A free, mobile health clinic will set up permanent hours at IndyGo’s transit center. Wellness in Transit started last year as a pilot program to provide free health services to riders at the Julia M. Carson Transit Center.
IndyGo Director of Communications Carrie Black said they wanted to know if people would access care.
“What we found out is that a resounding yes — people were clamoring for free health care, for easy access to health care,” Black said.
The six-month program engaged more than 300 people and provided nearly 100 prescriptions. It also connected hundreds more with shoes, bus passes and personal hygiene items.
Black said the effort is part of IndyGo’s mission.
“We are more than just the bus — we are also about connecting people to services, you know it is our mission to connect people to community and cultural economic opportunities,” Black said.
Gennesaret Free Clinics is providing the clinic and the care through the partnership with IndyGo. Like last year’s pilot program, the health care mobile clinic will be open one day a week, providing services on Tuesdays from 1 to 4 p.m.

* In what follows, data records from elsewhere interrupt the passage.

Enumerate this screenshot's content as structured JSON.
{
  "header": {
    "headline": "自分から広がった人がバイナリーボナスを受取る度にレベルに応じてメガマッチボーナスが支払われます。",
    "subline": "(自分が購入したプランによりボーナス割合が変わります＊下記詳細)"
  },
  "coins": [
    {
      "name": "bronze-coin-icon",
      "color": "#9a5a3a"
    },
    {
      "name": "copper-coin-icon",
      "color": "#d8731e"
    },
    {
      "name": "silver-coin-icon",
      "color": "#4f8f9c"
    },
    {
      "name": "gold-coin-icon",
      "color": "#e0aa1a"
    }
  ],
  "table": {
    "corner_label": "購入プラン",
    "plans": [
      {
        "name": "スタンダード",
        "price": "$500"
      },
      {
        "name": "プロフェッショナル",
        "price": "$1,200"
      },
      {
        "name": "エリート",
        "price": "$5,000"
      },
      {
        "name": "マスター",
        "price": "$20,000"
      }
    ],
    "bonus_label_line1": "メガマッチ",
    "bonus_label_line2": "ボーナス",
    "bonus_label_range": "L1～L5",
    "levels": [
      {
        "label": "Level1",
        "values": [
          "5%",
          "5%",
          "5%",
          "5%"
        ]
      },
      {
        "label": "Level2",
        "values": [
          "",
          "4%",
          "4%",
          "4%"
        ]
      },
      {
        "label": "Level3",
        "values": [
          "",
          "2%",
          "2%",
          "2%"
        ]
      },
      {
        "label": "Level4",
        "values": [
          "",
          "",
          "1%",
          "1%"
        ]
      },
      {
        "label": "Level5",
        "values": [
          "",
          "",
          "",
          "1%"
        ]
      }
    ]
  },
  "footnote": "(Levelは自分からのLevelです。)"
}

Almost all IndyGo routes access the transit center, which provides better access to the clinic for riders.
Clients do not need ID or health insurance to receive care. IndyGo is still partnering with Marion County Public Health Department to do vaccinations three days a week at the transit center.
“We’ve proven patients will come to our mobile unit when it’s parked at the Julia M. Carson Transit Center when folks are switching buses and waiting,” Gennesaret Free Clinics Executive Director Theresa Patterson said in a statement.
Indianapolis has only a few free, walk-in social and health service providers available in the downtown core.
Contact WFYI city government and policy reporter Jill Sheridan at email@example.com. Follow on Twitter: @JillASheridan.